What Is a Water Use Permit?

When navigating the complicated process of receiving multiple permit approval, it can be easy to get lost in the different terms being used. Conditional Use Permits, Mechanical Permits, Electrical Permits, etc. It can be mind-boggling trying to understand all the different terms being thrown at you.

To help with this task, we will be discussing and explaining the crucial permit known as Water Use Permit.

A Water Use Permit (or what might be known as a Consumption Use Permit) is a critical approval that is usually carried out by the Water Management Department of the jurisdiction that you are applying to. The purpose of the permit is to ensure that water use is not harmful to the water resources of the area, is reasonably beneficial, and does not interfere with existing legal uses while being consistent with the public interest. It also allows the applicant to be assured that water will be available for their use for as long as the duration of the permit exists.

The main goal with issuing a Water Use Permit is the effort to implement water conservation measures. Many states have targets that help implement management practices for saving water resources, by issuing Water Use Permits, the state has a better chance of managing water and keeping track of their water conservation plan.

Receiving a Water Use Permit, as is the case for any permit, depends on the jurisdiction of your town. Florida is a state that generally requires a Water Use Permit, so we will investigate their permitting procedures to receive a Water Use Permit in the Northwest Region of Florida.


In Florida, an Individual Water Use Permit is required for any use of water that is non-exempt and does not qualify for a General Water Use Permit. They have also broken up water use into eleven different water use classifications: agricultural use, commercial use, dewatering use, diversion and impoundment use, industrial use, institutional use, landscape use, irrigation use, mining use, public supply use, recreation use, and other use. Since we deal with commercial projects, we will focus on commercial use.

Permitting Process

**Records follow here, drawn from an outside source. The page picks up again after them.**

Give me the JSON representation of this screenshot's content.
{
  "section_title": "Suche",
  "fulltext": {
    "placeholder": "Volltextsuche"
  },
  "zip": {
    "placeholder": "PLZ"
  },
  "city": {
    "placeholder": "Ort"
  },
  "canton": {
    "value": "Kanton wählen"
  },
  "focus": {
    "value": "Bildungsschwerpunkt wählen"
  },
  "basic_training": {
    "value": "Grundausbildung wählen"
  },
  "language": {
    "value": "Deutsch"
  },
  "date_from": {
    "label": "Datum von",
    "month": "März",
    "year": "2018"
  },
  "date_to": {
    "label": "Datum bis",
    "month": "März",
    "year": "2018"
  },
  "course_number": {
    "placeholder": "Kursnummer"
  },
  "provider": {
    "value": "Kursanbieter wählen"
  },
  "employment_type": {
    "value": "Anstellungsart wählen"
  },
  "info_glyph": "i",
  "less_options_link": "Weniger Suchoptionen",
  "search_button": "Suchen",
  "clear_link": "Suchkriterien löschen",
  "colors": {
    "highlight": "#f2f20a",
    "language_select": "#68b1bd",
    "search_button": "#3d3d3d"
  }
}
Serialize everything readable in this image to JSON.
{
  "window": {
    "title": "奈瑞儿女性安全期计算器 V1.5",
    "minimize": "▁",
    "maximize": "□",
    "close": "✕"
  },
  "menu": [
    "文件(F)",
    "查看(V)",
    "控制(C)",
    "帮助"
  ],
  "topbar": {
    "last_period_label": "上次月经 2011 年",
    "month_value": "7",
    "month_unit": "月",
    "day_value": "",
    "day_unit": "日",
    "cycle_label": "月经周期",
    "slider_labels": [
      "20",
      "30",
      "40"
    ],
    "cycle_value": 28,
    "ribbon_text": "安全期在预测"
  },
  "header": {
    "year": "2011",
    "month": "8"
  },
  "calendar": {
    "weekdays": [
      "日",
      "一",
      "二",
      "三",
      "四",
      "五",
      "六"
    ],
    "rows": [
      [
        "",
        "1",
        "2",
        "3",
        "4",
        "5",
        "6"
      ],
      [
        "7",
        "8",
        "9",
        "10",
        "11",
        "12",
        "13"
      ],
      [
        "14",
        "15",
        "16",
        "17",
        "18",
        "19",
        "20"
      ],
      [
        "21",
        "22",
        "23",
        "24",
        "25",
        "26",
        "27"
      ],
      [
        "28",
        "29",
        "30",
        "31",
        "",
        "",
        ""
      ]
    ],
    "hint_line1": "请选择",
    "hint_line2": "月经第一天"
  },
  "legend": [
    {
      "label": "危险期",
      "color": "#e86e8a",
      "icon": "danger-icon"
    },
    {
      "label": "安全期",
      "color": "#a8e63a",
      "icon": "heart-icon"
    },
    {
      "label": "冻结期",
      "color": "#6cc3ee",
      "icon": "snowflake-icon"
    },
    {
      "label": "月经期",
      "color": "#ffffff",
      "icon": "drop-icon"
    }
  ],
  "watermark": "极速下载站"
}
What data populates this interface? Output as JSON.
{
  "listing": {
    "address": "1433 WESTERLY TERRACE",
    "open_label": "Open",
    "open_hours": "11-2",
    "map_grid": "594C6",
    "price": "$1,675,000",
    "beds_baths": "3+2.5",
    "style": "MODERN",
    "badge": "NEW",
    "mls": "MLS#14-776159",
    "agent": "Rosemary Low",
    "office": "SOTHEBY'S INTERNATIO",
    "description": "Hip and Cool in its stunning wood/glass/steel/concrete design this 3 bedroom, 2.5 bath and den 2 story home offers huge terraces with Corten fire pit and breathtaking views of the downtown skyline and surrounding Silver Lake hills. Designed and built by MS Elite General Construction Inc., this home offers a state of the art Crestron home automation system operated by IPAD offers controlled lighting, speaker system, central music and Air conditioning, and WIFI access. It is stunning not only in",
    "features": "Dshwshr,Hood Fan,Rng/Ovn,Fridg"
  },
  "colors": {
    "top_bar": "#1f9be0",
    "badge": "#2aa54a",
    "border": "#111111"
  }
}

  1. Pre-application meetings
    1. Pre-application meetings are strongly encouraged. This way the jurisdiction can identify issues that need to be addressed prior to submitting. It is a form of due diligence, so the applicant is not wasting time and money with re-submittals.
  2. Fees: Requested Annual Average Daily Withdrawal (Gallons)
    1. Less than 25,000 gallons per day = $100.00
    2. 25,000 to 99,999 gallons per day = $250.00
    3. 100,000 to 499,999 gallons per day = $500.00
    4. 500,000 to 999,999 gallons per day = $1,000.00
    5. 1,000,000 to 1,999,999 gallons per day = $2,000.00
    6. 000,000 or more gallons per day = $3,000.00
    7. Permit Transfer or Letter Modification Request = $50.00
    8. Temporary Permit (in addition to the fees identified above) = $50.00
  3. Submittal of Materials
    1. All permit application materials, appropriate fees, notices, etc. need to be submitted in your jurisdiction’s office. Be sure to do your proper due diligence to double-check office hours, deadlines, and preferred method of submittal (electronic or paper).
  4. Processing Timeframes
    1. For most jurisdictions, no later than thirty days after receipt of application shall the District notify you of status.
    2. If any information is missing or additional materials are needed, they will contact you directly regarding this manner.

Curious for more information regarding Water Use Permitting in Northwest Florida: read their Water Use Applicant’s Handbook.

May 7, 2021 By Bridget Foley